- Strong grip
Today, it's the fastest evolving element, with new products coming out every year and technologies that may not be implemented in the long term.
That's why it's important to carefully assess your needs and desires to ensure your binding will last the test of time.
The purpose of the fastening is to provide both foot support and energy transfer, i.e. traction on the ground.
It ensures good stability when walking. It also limits energy loss for the most efficient walking.
There are three main binding systems:
- Articulated binding

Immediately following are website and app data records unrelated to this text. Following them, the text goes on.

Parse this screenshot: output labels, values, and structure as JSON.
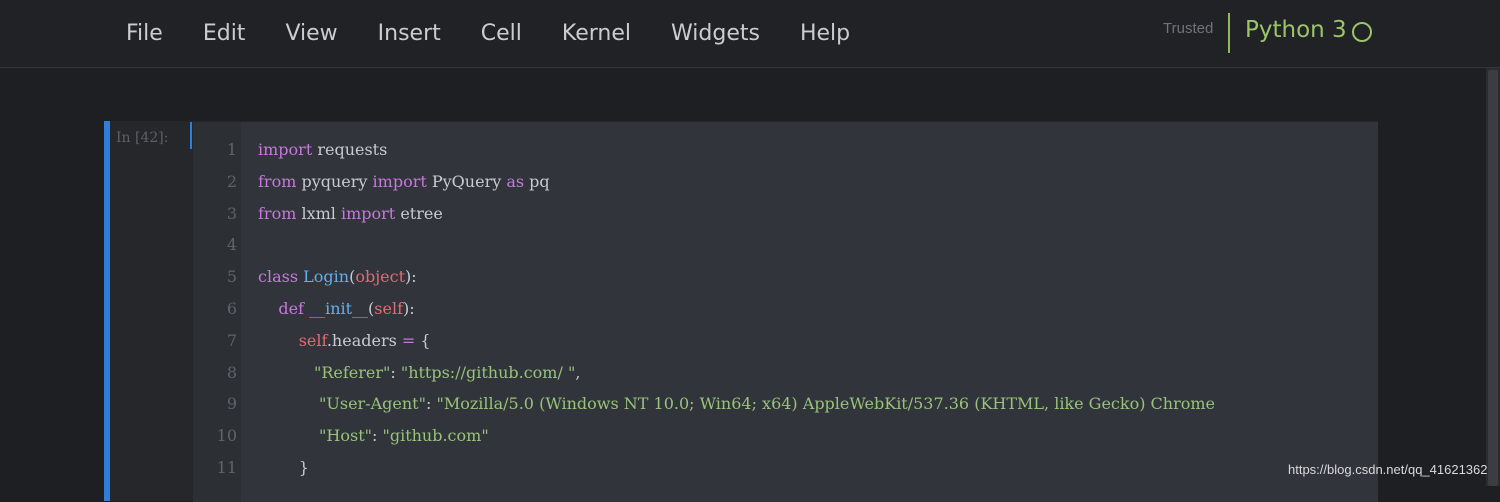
{
  "menu": {
    "items": [
      "File",
      "Edit",
      "View",
      "Insert",
      "Cell",
      "Kernel",
      "Widgets",
      "Help"
    ]
  },
  "status": {
    "trusted": "Trusted",
    "kernel": "Python 3",
    "kernel_indicator_icon": "circle-icon"
  },
  "cell": {
    "prompt": "In  [42]:",
    "line_numbers": [
      "1",
      "2",
      "3",
      "4",
      "5",
      "6",
      "7",
      "8",
      "9",
      "10",
      "11"
    ],
    "lines": [
      [
        {
          "t": "import",
          "c": "kw"
        },
        {
          "t": " requests",
          "c": ""
        }
      ],
      [
        {
          "t": "from",
          "c": "kw"
        },
        {
          "t": " pyquery ",
          "c": ""
        },
        {
          "t": "import",
          "c": "kw"
        },
        {
          "t": " PyQuery ",
          "c": ""
        },
        {
          "t": "as",
          "c": "kw"
        },
        {
          "t": " pq",
          "c": ""
        }
      ],
      [
        {
          "t": "from",
          "c": "kw"
        },
        {
          "t": " lxml ",
          "c": ""
        },
        {
          "t": "import",
          "c": "kw"
        },
        {
          "t": " etree",
          "c": ""
        }
      ],
      [],
      [
        {
          "t": "class",
          "c": "kw"
        },
        {
          "t": " ",
          "c": ""
        },
        {
          "t": "Login",
          "c": "cls"
        },
        {
          "t": "(",
          "c": ""
        },
        {
          "t": "object",
          "c": "bi"
        },
        {
          "t": "):",
          "c": ""
        }
      ],
      [
        {
          "t": "    ",
          "c": ""
        },
        {
          "t": "def",
          "c": "kw"
        },
        {
          "t": " ",
          "c": ""
        },
        {
          "t": "__init__",
          "c": "cls"
        },
        {
          "t": "(",
          "c": ""
        },
        {
          "t": "self",
          "c": "bi"
        },
        {
          "t": "):",
          "c": ""
        }
      ],
      [
        {
          "t": "        ",
          "c": ""
        },
        {
          "t": "self",
          "c": "bi"
        },
        {
          "t": ".headers ",
          "c": ""
        },
        {
          "t": "=",
          "c": "kw"
        },
        {
          "t": " {",
          "c": ""
        }
      ],
      [
        {
          "t": "           ",
          "c": ""
        },
        {
          "t": "\"Referer\"",
          "c": "str"
        },
        {
          "t": ": ",
          "c": ""
        },
        {
          "t": "\"https://github.com/ \"",
          "c": "str"
        },
        {
          "t": ",",
          "c": ""
        }
      ],
      [
        {
          "t": "            ",
          "c": ""
        },
        {
          "t": "\"User-Agent\"",
          "c": "str"
        },
        {
          "t": ": ",
          "c": ""
        },
        {
          "t": "\"Mozilla/5.0 (Windows NT 10.0; Win64; x64) AppleWebKit/537.36 (KHTML, like Gecko) Chrome",
          "c": "str"
        }
      ],
      [
        {
          "t": "            ",
          "c": ""
        },
        {
          "t": "\"Host\"",
          "c": "str"
        },
        {
          "t": ": ",
          "c": ""
        },
        {
          "t": "\"github.com\"",
          "c": "str"
        }
      ],
      [
        {
          "t": "        }",
          "c": ""
        }
      ]
    ]
  },
  "watermark": "https://blog.csdn.net/qq_41621362"
}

This is the most used system. The foot rests on a plate, which is also used to adjust the shoe size, with a sliding heel piece. Its special feature is that the adjustment is permanent, i.e. one binding per shoe.
- Speed binding system
This system is derived from the articulated binding. It is similar to the quick release cleats system used by mountaineers, hence the need for “cleated” shoes to secure the back to the snowshoe.
- The semi-articulated plate system
With this system, only the front of the foot remains mobile.
It's a very flexible plate that reduces weight and provides greater comfort.
There are two types of adjustment : the length of the plate (shoe size adjustment) and the tightening of the foot.
Shoe size adjustment is fairly straightforward, except in the case of plate bindings where precise adjustment is required. It is permanent but very efficient once set.
For semi-articulated plates, a back strap holds the shoe in place.
The tightness of the boot is very important.
It allows precise walking and prevents energy loss and ankle sprains.
The simplest system is to tighten the instep with straps or a rack: pull the straps to lock the position of the foot or tighten the rack to ensure a good hold.